The next federal budget must make child care a priority, Morna Ballantyne told Parliament’s Standing Committee on Finance at its pre-budget consultations, Feb 6.
While noting the Liberal government’s election promise to develop a pan-Canadian child care program, CCNow’s executive director urged the government to move to action with the following measures:
- An additional $1billion per year on child care for the next ten years. This extra funding is needed to reach international benchmarks on access to and quality of child care.
- Negotiate bilateral funding agreements with the provinces and territories to improve the quality of child care by raising wages and improving working conditions, increase access to child care by increasing the number of available spaces for all age groups and provide direct operating funding to child care services to make child care affordable
- Legislation to enshrine Canada’s commitment to child care in a similar fashion to the Canada Health Act.
- Fund a federal child care secretariat to lead the government’s child care work as promised during the last federal election
- Continue to fund and support the Indigenous Early Learning and Child Care Framework to ensure that all indigenous children have access to high quality, culturally relevant child care.
Ballantyne told the committee that the 2017 federal budget’s commitment to early learning and child care, and the multilateral agreement on child care were encouraging, but more is required to make real progress.

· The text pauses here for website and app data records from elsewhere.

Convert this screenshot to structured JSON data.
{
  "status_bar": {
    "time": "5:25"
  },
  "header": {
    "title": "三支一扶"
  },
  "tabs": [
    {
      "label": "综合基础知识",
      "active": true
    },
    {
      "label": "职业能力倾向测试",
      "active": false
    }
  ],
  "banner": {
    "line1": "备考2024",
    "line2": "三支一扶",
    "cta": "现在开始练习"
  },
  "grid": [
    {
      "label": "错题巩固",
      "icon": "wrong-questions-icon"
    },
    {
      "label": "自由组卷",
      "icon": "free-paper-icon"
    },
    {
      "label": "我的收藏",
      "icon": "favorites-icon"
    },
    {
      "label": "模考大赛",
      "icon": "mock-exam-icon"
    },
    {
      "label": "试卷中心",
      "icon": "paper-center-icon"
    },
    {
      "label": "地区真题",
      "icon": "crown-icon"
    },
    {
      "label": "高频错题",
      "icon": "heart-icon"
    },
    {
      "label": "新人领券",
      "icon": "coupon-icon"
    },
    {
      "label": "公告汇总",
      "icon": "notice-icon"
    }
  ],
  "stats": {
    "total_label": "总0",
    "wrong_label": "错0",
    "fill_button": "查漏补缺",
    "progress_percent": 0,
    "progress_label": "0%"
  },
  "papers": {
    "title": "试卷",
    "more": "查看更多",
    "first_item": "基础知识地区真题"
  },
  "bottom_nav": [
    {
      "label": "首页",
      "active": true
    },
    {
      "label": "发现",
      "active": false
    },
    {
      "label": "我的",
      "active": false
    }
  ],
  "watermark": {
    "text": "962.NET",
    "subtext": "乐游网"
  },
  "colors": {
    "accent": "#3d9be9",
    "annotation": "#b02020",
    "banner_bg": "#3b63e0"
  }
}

Also, Ballantyne said it would not be enough to provide additional funding for only school-age child care, as set out in the Prime Minister’s ministerial mandate letters, because the gap between the supply and demand for infant, toddler and pre-school child care is greatest, and parent fees for those age groups are the least affordable.
The federal budget is expected in mid-March.